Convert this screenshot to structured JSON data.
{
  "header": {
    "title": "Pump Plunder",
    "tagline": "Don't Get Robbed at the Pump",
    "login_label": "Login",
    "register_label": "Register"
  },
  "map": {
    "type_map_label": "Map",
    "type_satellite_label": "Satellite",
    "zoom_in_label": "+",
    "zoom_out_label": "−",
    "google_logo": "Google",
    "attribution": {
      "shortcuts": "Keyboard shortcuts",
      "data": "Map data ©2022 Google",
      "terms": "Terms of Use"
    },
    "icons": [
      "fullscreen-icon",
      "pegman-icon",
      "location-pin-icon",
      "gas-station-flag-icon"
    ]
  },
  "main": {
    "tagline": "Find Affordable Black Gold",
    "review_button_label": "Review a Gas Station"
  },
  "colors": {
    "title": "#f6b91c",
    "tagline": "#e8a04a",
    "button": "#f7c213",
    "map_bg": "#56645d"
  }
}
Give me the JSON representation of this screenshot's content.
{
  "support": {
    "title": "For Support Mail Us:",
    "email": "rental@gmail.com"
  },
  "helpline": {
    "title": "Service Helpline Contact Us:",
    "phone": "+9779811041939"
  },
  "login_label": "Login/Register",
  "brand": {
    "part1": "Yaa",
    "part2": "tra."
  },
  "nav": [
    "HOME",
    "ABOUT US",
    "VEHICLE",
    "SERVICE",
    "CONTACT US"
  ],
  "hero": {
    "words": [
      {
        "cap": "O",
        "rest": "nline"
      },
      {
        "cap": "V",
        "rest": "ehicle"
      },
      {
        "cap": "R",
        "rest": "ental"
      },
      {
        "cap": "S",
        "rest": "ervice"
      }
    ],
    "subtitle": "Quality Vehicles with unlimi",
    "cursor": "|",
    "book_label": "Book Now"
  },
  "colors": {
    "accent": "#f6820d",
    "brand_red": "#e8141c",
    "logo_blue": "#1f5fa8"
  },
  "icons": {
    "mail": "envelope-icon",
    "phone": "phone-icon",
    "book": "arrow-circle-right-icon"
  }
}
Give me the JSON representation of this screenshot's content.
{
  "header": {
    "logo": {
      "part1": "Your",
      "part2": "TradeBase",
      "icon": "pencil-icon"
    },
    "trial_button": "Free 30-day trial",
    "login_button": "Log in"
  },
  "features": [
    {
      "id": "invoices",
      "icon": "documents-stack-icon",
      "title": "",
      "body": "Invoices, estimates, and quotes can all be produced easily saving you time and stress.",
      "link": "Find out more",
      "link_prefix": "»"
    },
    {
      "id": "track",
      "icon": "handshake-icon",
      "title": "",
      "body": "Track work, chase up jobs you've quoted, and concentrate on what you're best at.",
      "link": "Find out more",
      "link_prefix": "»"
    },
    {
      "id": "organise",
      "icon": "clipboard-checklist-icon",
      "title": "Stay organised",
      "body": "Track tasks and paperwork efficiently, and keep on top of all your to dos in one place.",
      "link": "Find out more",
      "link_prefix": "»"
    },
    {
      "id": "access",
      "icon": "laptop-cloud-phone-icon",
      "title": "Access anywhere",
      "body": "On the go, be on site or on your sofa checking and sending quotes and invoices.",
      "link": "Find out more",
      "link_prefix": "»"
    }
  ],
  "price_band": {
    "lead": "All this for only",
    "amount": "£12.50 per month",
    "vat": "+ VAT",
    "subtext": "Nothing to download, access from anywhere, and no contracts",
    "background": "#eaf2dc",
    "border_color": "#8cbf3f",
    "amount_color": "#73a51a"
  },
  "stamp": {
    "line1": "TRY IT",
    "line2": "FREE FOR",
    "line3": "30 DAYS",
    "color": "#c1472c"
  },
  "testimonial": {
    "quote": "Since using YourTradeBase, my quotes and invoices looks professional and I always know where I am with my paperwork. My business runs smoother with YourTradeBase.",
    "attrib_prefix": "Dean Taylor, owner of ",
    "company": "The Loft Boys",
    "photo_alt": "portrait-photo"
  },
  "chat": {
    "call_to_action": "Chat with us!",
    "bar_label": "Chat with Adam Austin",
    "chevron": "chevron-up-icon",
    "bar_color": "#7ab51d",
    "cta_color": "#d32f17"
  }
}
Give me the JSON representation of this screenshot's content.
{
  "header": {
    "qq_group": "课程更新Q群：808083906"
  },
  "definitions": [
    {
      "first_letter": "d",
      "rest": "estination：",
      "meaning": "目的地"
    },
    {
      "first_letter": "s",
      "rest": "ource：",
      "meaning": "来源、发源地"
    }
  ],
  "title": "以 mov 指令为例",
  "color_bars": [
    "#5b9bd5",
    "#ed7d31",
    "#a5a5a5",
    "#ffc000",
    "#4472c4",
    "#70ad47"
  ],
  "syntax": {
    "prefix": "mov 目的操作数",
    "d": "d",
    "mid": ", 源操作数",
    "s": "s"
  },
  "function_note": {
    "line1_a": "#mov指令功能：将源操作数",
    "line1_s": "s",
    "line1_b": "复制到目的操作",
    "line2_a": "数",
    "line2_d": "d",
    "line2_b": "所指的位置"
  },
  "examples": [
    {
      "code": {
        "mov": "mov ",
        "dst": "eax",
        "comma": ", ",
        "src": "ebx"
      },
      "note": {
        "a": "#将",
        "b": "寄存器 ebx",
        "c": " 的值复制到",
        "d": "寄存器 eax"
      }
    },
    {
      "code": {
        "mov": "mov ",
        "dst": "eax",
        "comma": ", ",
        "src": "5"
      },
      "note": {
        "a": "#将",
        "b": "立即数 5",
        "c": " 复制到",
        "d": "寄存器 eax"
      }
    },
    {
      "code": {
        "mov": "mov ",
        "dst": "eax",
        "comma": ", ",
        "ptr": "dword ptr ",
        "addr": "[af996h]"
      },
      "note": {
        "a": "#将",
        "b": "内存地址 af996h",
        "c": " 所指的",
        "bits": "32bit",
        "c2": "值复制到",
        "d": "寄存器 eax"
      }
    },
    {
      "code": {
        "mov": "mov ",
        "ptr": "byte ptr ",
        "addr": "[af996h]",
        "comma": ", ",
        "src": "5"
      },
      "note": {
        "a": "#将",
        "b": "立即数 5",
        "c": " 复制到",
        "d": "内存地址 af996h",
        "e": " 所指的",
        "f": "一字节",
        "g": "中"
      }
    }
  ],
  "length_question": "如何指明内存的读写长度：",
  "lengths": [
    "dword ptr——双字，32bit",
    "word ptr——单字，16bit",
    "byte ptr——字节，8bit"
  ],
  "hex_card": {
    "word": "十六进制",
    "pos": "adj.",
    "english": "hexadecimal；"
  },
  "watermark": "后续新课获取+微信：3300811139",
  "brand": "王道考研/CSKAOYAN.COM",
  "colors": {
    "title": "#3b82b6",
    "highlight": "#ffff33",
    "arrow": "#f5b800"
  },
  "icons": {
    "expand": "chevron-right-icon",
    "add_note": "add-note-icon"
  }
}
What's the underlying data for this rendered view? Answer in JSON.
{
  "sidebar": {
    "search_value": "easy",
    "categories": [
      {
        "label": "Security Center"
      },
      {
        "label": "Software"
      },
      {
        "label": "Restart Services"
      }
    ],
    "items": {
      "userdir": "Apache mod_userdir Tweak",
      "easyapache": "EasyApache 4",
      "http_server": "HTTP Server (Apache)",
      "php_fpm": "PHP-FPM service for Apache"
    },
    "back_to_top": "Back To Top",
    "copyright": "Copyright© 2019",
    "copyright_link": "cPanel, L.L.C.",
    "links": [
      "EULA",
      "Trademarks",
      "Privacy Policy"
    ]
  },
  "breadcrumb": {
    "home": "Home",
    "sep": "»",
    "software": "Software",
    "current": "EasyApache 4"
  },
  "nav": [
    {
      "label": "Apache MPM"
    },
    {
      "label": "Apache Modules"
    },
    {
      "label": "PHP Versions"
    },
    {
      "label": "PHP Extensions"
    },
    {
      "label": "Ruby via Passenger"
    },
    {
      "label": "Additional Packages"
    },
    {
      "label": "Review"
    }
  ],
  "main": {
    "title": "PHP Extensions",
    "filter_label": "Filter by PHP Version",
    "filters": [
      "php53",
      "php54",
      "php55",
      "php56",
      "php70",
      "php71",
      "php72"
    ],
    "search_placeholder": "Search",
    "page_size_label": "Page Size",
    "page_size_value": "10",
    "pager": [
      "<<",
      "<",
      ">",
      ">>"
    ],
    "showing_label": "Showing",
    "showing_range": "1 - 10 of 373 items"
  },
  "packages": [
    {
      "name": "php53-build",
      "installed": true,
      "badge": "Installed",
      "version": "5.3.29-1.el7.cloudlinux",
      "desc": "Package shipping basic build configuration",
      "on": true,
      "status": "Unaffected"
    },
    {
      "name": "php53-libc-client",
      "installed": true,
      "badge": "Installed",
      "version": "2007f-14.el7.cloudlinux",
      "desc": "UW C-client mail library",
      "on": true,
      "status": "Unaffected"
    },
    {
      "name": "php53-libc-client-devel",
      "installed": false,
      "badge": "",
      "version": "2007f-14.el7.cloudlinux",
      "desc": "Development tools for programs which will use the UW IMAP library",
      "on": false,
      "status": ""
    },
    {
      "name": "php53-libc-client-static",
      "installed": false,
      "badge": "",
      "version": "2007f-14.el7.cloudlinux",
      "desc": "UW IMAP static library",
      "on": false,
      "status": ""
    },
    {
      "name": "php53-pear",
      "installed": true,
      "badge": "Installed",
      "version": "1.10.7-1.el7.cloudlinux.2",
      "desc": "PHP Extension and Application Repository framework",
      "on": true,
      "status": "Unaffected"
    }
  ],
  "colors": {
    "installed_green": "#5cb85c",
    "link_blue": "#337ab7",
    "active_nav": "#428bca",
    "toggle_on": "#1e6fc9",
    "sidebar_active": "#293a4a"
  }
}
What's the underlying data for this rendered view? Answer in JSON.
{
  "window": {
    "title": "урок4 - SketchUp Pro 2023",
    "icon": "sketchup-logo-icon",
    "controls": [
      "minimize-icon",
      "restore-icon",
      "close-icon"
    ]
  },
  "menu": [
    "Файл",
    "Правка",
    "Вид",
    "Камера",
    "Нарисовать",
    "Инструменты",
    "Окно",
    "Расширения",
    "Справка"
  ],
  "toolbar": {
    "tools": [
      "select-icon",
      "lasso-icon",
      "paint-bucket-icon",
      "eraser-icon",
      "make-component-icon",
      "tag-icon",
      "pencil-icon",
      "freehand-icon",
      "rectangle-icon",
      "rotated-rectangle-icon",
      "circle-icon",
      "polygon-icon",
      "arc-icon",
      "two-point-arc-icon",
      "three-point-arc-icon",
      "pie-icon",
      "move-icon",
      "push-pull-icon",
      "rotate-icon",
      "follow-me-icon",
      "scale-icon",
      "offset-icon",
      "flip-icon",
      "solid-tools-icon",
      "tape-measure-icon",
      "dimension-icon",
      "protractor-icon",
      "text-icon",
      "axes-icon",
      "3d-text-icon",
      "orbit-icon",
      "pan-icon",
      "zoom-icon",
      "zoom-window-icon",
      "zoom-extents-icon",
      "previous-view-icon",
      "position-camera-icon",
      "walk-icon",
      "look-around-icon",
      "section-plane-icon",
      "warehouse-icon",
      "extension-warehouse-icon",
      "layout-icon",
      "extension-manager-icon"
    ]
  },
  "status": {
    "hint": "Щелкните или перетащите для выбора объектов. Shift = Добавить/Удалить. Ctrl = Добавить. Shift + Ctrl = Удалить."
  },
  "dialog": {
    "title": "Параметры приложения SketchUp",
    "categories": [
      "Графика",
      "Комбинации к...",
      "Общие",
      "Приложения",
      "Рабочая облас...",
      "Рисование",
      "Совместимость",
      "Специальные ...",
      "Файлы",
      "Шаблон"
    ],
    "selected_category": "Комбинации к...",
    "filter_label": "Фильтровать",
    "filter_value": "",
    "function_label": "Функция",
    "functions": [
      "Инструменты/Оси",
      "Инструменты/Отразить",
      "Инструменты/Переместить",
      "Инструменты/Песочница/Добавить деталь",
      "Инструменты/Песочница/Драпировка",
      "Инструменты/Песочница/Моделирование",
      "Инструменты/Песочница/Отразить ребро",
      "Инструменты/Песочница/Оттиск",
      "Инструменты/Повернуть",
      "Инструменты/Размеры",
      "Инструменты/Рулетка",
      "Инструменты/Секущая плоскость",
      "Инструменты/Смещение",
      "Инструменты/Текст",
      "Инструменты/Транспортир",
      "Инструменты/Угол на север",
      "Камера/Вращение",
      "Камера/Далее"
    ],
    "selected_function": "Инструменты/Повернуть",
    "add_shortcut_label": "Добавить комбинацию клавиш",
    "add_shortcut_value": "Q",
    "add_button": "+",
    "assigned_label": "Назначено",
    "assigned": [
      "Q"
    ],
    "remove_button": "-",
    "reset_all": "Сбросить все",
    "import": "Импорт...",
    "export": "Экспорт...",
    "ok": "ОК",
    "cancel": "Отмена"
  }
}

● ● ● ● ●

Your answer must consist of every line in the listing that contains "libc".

Task answer ->
      "name": "php53-libc-client",
      "name": "php53-libc-client-devel",
      "name": "php53-libc-client-static",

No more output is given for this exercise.